Fitzwilliam Darcy was the personification of all the vices and virtues of a typical English aristocrat. His arrogant, proud and overbearing nature, further highlighted by his discomfort with strangers, became notorious in the whole county surrounding Netherfield Park, Mr Bingley’s residence. While not actually a titled nobleman, he was one of the wealthiest members of the landed gentry, and fully aware of this fact and its implications; likewise, he was very aware of his statuesque and attractive countenance. Though he was widely disliked by the residents of the Bennets’ neighbourhood, those who knew him more intimately considered him perhaps the finest specimen of a philanthropic, benevolent and amiable gentleman, as we see in the housekeeper at Pemberley, Mrs Reynolds’, generous description of her master. He was also an exemplary brother to his younger and deeply loved sister, Georgiana. As Mrs Reynolds puts it, “Whatever can give his sister any pleasure is sure to be done in a moment. There is nothing he would not do for her.”
In the beginning, Darcy considered himself far superior to the occupants of Hertfordshire. A very decisive example is his particularly egotistic comment made to Mr Bingley about Elizabeth, “She is tolerable, but not handsome enough to tempt me, and I am in no humour at present to give consequence to young ladies who are slighted by other men.”

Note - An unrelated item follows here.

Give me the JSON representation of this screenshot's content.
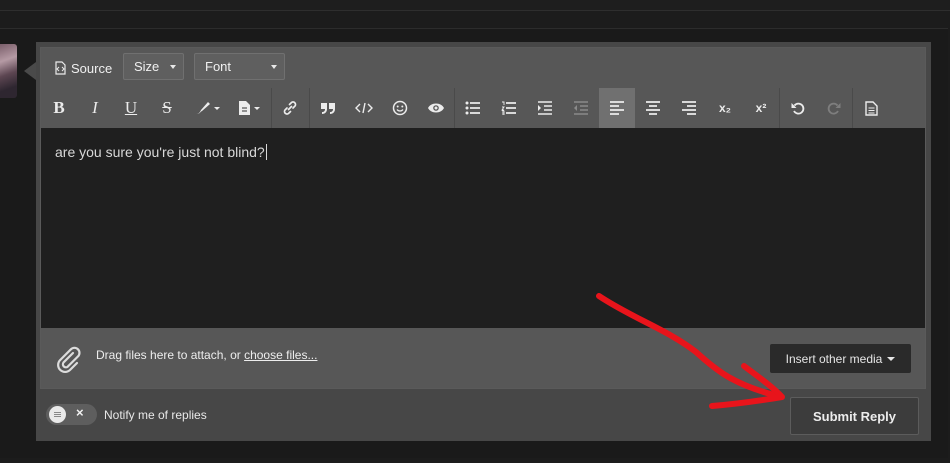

When he first proposed to Elizabeth, “his sense of her inferiority - of it being a degradation” was very prevalent in his confession of affection towards her. Though he spoke of apprehension and anxiety, his countenance revealed his doubtless certainty of her accepting his hand. His very tone and demeanour expressed his deep sense of condescension in asking her to marry him. However, after Elizabeth’s outright rejection as well as her speech about his ungentlemanly manner of proposing and pompous conduct, his character underwent a great transformation. He soon realised how supercilious and conceited he had been. The letter that he wrote to Eliza days after her repudiation exhibited how ruefully he viewed his imperious conduct.
Following his letter, we see a completely different side of Mr Darcy, one that is the picture of humble sensitivity. He not only ameliorates his mistakes by bringing Jane Bennet and Mr Bingley back together, but also selflessly helps save the Bennets from everlasting notoriety by paying and coaxing Wickham to marry Lydia, despite his deep rooted antipathy towards Wickham. These actions show the degree to which Darcy’s nature was altered. The way the power of true love helps him learn, grow as a person, and rectify his flaws, shows us that one never ‘falls’ in love, but rather ‘rises’ in love.
In the end, Fitzwilliam Darcy was a humble, unassuming man irrevocably and unconditionally in love with Elizabeth Bennet and wanting nothing more than to redeem himself in her eyes and win her heart.